Despite a budgetary surplus of 18.5 billion euros, Germany’s contribution for the continued funding of the Global Fund to Fight AIDS, Tuberculosis and Malaria (GFATM) was only moderately increased. German civil society is appalled by Germany’s limited commitment to end AIDS by 2030
Berlin/Munich, 15.09.2016: Setting an end to the epidemics of AIDS, TB and Malaria only merits another 25 million euros more as Germany’s annual core contribution. This is the sad conclusion that has to be drawn from today’s announcement by the Head of the Federal Ministry for Economic Cooperation (BMZ).
On the occasion of the ‘Future Conference’ held in Munich, Minister Müller announced an increase for the replenishment period 2017 to 2019 from presently 600 million euros to 800 million euros for the GFATM: “This is an important contribution for the GFATM. However, a closer look shows that the increase by 200 million euros is only a one-off affair and cannot be regarded as a significant rise in Germany’s long-term contribution. Based on preliminary information, debt-to-health swaps as well as Germany’s technical support for the Global Fund were for the first time calculated into Germany’s contribution. The actual increase of the core contribution therefore only amounts to a meagre 25 million euros annually“, says Astrid Berner-Rodoreda, Spokesperson for Action against AIDS Germany.
In view of full budgets and the proven success of the Global Fund, this is certainly a serious disappointment. The insufficient commitment by the German Government will mean that the Global Fund will not be able to save human lives to the scale it had foreseen. Our attention now focuses on Chancellor Merkel. We expect her to show more support for the most important global issues. The Replenishment Conference for the Global Fund in Montreal, which will begin on 16 September, would provide the adequate framework” says Joachim Rüppel, Spokesperson for Action against AIDS Germany.
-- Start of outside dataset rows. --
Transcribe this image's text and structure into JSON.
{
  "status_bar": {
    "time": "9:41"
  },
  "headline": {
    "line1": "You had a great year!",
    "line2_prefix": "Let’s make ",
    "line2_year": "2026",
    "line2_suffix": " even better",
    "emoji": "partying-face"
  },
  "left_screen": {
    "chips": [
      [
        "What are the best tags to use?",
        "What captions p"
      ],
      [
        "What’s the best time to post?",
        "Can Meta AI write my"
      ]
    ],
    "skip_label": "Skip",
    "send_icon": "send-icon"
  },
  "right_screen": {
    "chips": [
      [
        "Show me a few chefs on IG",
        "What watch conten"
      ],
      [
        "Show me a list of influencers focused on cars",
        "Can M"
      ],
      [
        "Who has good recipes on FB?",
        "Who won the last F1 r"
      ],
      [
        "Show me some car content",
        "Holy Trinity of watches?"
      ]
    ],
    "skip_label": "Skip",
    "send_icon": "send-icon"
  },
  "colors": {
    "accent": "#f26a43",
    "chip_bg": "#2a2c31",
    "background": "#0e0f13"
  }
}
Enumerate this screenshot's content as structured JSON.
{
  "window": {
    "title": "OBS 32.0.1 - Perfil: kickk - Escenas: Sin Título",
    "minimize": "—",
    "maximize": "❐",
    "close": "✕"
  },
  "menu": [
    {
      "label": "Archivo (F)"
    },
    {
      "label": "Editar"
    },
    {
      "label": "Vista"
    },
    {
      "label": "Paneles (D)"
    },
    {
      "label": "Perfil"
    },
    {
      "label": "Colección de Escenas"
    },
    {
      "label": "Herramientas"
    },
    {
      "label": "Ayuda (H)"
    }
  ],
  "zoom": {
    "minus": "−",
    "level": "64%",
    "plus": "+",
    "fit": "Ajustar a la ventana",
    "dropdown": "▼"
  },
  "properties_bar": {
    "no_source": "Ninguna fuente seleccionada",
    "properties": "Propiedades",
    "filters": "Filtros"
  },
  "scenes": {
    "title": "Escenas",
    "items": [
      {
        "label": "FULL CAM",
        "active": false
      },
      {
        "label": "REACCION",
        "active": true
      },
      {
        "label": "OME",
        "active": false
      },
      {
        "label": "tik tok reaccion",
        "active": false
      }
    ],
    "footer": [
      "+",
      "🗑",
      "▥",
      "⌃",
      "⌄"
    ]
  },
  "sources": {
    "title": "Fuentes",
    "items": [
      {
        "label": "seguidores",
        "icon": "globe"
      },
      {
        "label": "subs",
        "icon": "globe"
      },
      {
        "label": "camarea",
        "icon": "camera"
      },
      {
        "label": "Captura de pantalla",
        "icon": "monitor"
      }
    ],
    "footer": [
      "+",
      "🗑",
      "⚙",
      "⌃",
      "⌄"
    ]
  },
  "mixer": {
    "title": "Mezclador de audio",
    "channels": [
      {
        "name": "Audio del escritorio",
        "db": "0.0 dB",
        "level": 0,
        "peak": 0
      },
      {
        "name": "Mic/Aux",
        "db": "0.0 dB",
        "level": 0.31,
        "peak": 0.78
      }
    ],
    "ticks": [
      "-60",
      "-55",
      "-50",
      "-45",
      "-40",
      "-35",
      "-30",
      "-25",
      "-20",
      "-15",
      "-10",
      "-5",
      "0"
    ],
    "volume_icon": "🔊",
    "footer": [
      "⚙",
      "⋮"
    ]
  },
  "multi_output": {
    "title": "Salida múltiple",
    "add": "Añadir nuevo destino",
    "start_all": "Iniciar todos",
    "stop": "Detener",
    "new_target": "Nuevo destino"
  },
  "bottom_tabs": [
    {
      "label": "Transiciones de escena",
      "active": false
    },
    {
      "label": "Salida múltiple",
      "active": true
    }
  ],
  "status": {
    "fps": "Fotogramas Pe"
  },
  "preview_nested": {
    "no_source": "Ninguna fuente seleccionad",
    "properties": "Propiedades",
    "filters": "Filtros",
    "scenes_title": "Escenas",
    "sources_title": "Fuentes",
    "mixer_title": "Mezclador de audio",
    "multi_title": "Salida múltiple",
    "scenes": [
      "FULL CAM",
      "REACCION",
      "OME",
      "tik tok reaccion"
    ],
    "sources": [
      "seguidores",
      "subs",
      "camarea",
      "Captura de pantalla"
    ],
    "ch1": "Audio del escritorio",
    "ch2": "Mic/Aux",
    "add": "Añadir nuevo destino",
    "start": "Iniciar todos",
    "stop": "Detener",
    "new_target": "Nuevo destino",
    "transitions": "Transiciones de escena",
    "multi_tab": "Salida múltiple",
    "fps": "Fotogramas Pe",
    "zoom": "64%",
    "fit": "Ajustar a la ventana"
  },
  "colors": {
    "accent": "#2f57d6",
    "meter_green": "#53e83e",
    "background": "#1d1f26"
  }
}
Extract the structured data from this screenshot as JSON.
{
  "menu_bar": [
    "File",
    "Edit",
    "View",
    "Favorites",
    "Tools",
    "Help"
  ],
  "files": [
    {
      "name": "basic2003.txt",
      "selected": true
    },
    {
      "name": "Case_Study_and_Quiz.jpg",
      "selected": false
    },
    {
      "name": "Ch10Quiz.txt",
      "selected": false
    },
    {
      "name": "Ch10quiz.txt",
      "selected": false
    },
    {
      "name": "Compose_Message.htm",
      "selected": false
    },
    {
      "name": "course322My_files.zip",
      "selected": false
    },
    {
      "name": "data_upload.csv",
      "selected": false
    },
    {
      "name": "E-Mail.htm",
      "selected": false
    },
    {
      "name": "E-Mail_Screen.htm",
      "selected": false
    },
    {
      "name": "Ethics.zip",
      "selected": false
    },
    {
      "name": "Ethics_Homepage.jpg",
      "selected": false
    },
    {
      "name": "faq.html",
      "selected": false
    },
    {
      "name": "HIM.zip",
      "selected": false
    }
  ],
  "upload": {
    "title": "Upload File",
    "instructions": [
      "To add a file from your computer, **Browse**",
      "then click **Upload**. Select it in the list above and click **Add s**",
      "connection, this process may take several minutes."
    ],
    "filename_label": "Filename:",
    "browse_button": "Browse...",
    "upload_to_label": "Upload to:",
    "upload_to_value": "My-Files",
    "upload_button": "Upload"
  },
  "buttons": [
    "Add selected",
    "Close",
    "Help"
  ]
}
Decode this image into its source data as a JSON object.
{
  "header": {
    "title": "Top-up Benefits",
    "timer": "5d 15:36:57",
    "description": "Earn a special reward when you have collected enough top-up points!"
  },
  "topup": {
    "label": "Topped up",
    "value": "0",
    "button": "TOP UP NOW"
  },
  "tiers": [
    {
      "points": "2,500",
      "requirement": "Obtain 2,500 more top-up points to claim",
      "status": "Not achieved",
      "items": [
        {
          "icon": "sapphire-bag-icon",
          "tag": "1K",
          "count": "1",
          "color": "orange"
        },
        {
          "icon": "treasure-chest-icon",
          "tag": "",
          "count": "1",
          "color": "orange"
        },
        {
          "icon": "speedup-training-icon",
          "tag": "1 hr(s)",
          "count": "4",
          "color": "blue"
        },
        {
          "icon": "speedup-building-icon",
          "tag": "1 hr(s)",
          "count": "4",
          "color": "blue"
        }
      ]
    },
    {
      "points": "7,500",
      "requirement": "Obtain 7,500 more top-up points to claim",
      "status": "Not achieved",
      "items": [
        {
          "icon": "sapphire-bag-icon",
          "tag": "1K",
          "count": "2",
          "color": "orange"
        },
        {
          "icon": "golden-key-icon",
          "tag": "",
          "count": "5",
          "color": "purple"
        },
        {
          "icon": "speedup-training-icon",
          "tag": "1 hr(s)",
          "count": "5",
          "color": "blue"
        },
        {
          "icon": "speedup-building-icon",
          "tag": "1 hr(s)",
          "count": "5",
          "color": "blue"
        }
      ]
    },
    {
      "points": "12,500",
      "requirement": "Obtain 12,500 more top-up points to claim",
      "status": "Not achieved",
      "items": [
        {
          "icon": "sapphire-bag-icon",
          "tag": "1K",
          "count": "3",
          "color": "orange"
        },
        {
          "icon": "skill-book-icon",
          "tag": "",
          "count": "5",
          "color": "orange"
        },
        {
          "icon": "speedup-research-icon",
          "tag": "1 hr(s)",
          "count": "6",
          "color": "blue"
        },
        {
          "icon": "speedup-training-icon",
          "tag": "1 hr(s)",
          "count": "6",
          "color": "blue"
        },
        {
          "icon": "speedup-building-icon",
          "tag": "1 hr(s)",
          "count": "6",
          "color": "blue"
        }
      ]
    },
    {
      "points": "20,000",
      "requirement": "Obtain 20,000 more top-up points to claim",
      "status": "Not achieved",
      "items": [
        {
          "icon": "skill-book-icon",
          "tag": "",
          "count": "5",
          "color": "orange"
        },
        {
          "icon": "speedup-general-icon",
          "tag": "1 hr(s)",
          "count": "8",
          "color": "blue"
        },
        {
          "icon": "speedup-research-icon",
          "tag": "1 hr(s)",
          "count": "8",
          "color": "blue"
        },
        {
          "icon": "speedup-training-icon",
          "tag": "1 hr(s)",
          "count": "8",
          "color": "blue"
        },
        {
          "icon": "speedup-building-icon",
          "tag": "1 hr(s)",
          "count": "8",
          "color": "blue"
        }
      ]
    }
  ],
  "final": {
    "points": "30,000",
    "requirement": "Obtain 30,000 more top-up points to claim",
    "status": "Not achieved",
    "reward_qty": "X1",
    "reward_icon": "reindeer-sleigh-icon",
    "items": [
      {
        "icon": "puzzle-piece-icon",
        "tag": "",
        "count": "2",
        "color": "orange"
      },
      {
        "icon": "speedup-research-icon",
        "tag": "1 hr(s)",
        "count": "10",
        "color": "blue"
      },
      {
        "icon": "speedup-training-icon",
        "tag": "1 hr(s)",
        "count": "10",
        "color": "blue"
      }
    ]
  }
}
“In light of Germany’s economic importance as the fourth-largest national economy worldwide and with a current budget surplus of more than 18 billion euros, the German Government would be in a position to pledge the fair amount of 1.2 billion euros for the period 2017 to 2019. Internationally, Germany likes to be regarded as a responsible donor and important contributor to global health policies. This description unfortunately does not correspond entirely with reality,” adds Sylvia Urban, Spokesperson for Action against AIDS Germany.
Since the signing of the Agenda 2030, this would have been Germany’s first chance to prove its commitment and it has missed this initial chance to turn words into deeds and to finally make an adequate contribution towards global health. During the UN High Level Meeting in New York in June 2016, Germany also adopted the Political Declaration on HIV which is a self-commitment by all member states to increase efforts for an end to AIDS. However, ending the AIDS epidemic by 2030 will only be possible, if Germany makes an adequate contribution, if it increases its efforts and gives up its “business as usual” attitude.
“On behalf of millions of people living with HIV, tuberculosis and malaria, we will continue to advocate for a fair German contribution to the Global Fund. Germany’s minimal increase is right-out embarrassing compared to the contributions by countries with less economic power. Germany’s contribution for global health and the response to HIV is still far from being fair“, emphasizes Astrid Berner-Rodoreda.
A summary of a report about Germany’s contribution to global health and the HIV response can be downloaded here (the full report will follow soon): http://www.aids-kampagne.de/sites/defaul...